EXERCISE GOAL » Retype each line below precisely and omit all images.

(Dataset rows describing interfaces)
--------------------------------------------------

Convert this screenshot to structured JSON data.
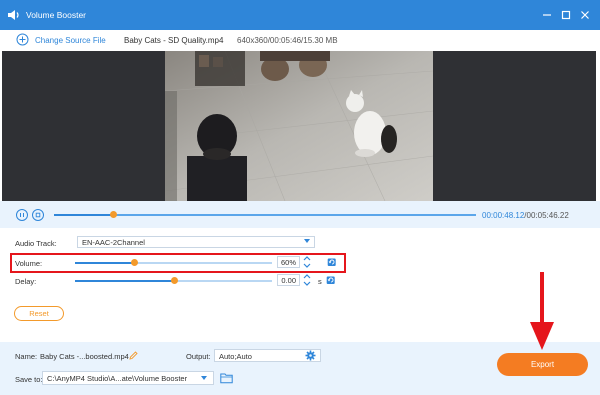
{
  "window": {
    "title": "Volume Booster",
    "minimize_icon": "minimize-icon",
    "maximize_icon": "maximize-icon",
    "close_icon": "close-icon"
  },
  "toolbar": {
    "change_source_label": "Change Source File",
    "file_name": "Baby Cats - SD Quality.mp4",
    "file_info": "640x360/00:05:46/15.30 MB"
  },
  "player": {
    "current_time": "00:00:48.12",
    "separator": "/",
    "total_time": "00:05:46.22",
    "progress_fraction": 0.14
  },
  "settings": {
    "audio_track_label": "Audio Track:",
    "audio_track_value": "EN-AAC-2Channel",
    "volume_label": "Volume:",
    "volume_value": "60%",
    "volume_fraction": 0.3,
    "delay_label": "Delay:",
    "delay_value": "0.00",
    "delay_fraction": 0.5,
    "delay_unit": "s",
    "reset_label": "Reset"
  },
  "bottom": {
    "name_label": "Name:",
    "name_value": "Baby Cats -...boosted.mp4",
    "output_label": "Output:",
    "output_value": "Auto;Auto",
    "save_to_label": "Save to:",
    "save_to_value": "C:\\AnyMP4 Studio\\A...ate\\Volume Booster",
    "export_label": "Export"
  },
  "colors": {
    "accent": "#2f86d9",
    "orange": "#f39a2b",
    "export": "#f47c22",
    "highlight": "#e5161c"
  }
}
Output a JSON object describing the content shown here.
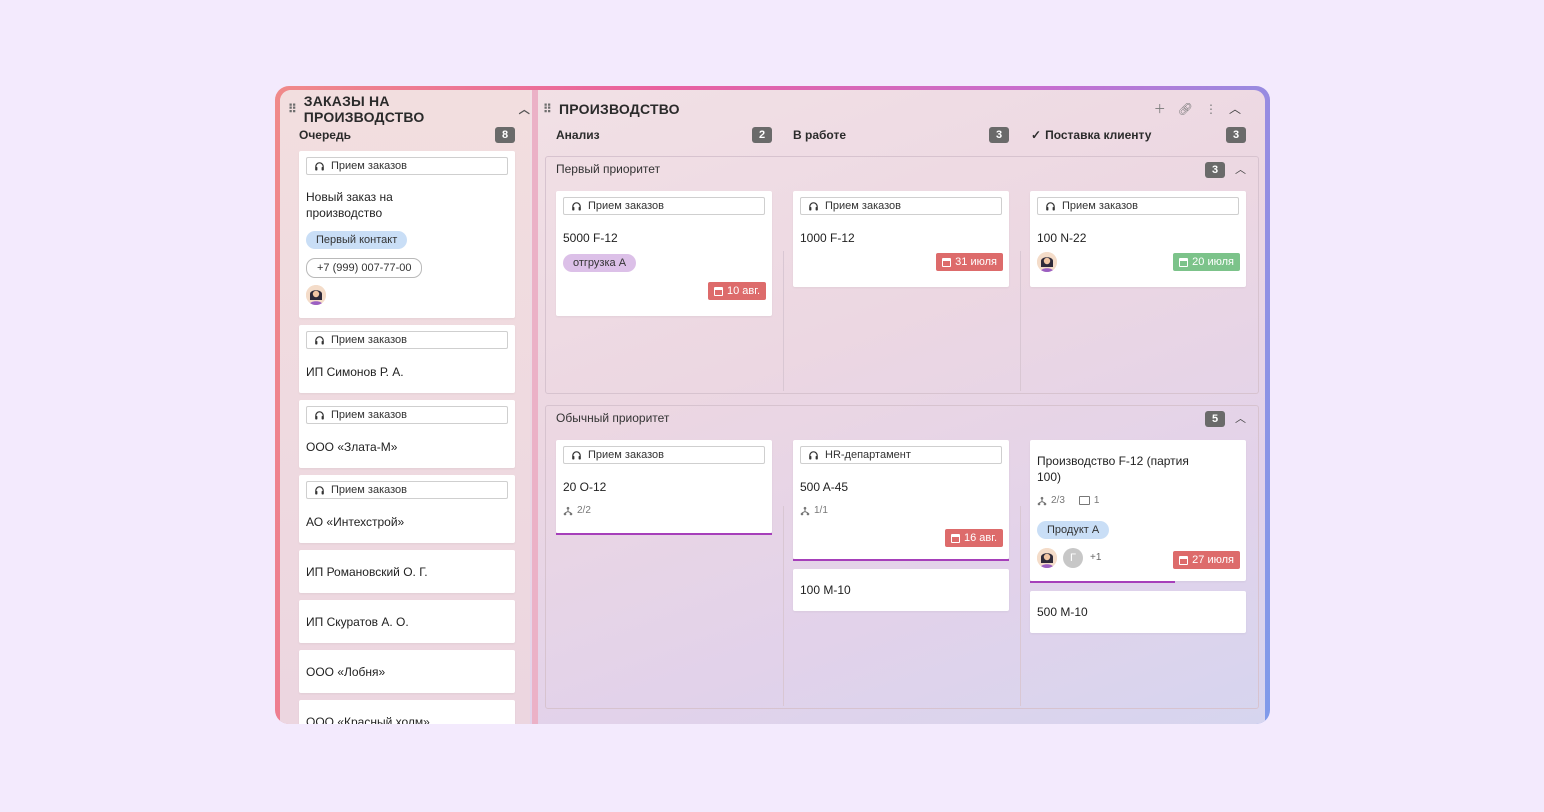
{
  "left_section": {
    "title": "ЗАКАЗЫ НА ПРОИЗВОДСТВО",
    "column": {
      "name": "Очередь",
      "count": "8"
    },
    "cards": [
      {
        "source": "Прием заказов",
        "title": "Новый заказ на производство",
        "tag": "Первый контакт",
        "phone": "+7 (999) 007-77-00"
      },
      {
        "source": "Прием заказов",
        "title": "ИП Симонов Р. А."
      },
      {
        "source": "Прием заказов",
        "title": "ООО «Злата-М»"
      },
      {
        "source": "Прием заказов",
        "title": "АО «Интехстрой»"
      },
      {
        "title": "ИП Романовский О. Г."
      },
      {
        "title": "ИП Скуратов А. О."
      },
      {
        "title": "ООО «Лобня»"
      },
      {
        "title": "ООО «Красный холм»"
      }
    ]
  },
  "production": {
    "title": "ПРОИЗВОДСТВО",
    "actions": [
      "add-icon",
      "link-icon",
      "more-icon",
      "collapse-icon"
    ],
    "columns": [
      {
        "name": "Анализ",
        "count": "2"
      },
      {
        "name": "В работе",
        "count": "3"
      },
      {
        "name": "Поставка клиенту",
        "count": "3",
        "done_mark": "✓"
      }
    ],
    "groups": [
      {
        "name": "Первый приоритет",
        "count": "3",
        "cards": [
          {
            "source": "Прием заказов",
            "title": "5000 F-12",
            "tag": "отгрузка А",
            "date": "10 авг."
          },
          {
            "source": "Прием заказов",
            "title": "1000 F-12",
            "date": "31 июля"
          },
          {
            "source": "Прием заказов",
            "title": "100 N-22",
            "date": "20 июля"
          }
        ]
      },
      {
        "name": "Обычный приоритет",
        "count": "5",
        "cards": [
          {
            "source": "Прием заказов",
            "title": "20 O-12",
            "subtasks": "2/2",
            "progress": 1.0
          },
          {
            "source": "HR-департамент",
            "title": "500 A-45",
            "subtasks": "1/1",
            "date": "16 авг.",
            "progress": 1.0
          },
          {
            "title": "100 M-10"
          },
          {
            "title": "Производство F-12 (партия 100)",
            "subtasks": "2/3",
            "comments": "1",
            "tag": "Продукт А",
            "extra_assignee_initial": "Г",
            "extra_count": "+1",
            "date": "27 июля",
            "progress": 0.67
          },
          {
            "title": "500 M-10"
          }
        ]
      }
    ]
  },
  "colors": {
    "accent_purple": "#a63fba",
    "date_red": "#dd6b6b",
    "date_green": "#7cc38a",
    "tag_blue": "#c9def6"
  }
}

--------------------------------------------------

SOLUTION BELOW »
Convert this screenshot to structured JSON data.
{
  "window": {
    "title": "Volume Booster",
    "minimize_icon": "minimize-icon",
    "maximize_icon": "maximize-icon",
    "close_icon": "close-icon"
  },
  "toolbar": {
    "change_source_label": "Change Source File",
    "file_name": "Baby Cats - SD Quality.mp4",
    "file_info": "640x360/00:05:46/15.30 MB"
  },
  "player": {
    "current_time": "00:00:48.12",
    "separator": "/",
    "total_time": "00:05:46.22",
    "progress_fraction": 0.14
  },
  "settings": {
    "audio_track_label": "Audio Track:",
    "audio_track_value": "EN-AAC-2Channel",
    "volume_label": "Volume:",
    "volume_value": "60%",
    "volume_fraction": 0.3,
    "delay_label": "Delay:",
    "delay_value": "0.00",
    "delay_fraction": 0.5,
    "delay_unit": "s",
    "reset_label": "Reset"
  },
  "bottom": {
    "name_label": "Name:",
    "name_value": "Baby Cats -...boosted.mp4",
    "output_label": "Output:",
    "output_value": "Auto;Auto",
    "save_to_label": "Save to:",
    "save_to_value": "C:\\AnyMP4 Studio\\A...ate\\Volume Booster",
    "export_label": "Export"
  },
  "colors": {
    "accent": "#2f86d9",
    "orange": "#f39a2b",
    "export": "#f47c22",
    "highlight": "#e5161c"
  }
}
Output a JSON object describing the content shown here.
{
  "left_section": {
    "title": "ЗАКАЗЫ НА ПРОИЗВОДСТВО",
    "column": {
      "name": "Очередь",
      "count": "8"
    },
    "cards": [
      {
        "source": "Прием заказов",
        "title": "Новый заказ на производство",
        "tag": "Первый контакт",
        "phone": "+7 (999) 007-77-00"
      },
      {
        "source": "Прием заказов",
        "title": "ИП Симонов Р. А."
      },
      {
        "source": "Прием заказов",
        "title": "ООО «Злата-М»"
      },
      {
        "source": "Прием заказов",
        "title": "АО «Интехстрой»"
      },
      {
        "title": "ИП Романовский О. Г."
      },
      {
        "title": "ИП Скуратов А. О."
      },
      {
        "title": "ООО «Лобня»"
      },
      {
        "title": "ООО «Красный холм»"
      }
    ]
  },
  "production": {
    "title": "ПРОИЗВОДСТВО",
    "actions": [
      "add-icon",
      "link-icon",
      "more-icon",
      "collapse-icon"
    ],
    "columns": [
      {
        "name": "Анализ",
        "count": "2"
      },
      {
        "name": "В работе",
        "count": "3"
      },
      {
        "name": "Поставка клиенту",
        "count": "3",
        "done_mark": "✓"
      }
    ],
    "groups": [
      {
        "name": "Первый приоритет",
        "count": "3",
        "cards": [
          {
            "source": "Прием заказов",
            "title": "5000 F-12",
            "tag": "отгрузка А",
            "date": "10 авг."
          },
          {
            "source": "Прием заказов",
            "title": "1000 F-12",
            "date": "31 июля"
          },
          {
            "source": "Прием заказов",
            "title": "100 N-22",
            "date": "20 июля"
          }
        ]
      },
      {
        "name": "Обычный приоритет",
        "count": "5",
        "cards": [
          {
            "source": "Прием заказов",
            "title": "20 O-12",
            "subtasks": "2/2",
            "progress": 1.0
          },
          {
            "source": "HR-департамент",
            "title": "500 A-45",
            "subtasks": "1/1",
            "date": "16 авг.",
            "progress": 1.0
          },
          {
            "title": "100 M-10"
          },
          {
            "title": "Производство F-12 (партия 100)",
            "subtasks": "2/3",
            "comments": "1",
            "tag": "Продукт А",
            "extra_assignee_initial": "Г",
            "extra_count": "+1",
            "date": "27 июля",
            "progress": 0.67
          },
          {
            "title": "500 M-10"
          }
        ]
      }
    ]
  },
  "colors": {
    "accent_purple": "#a63fba",
    "date_red": "#dd6b6b",
    "date_green": "#7cc38a",
    "tag_blue": "#c9def6"
  }
}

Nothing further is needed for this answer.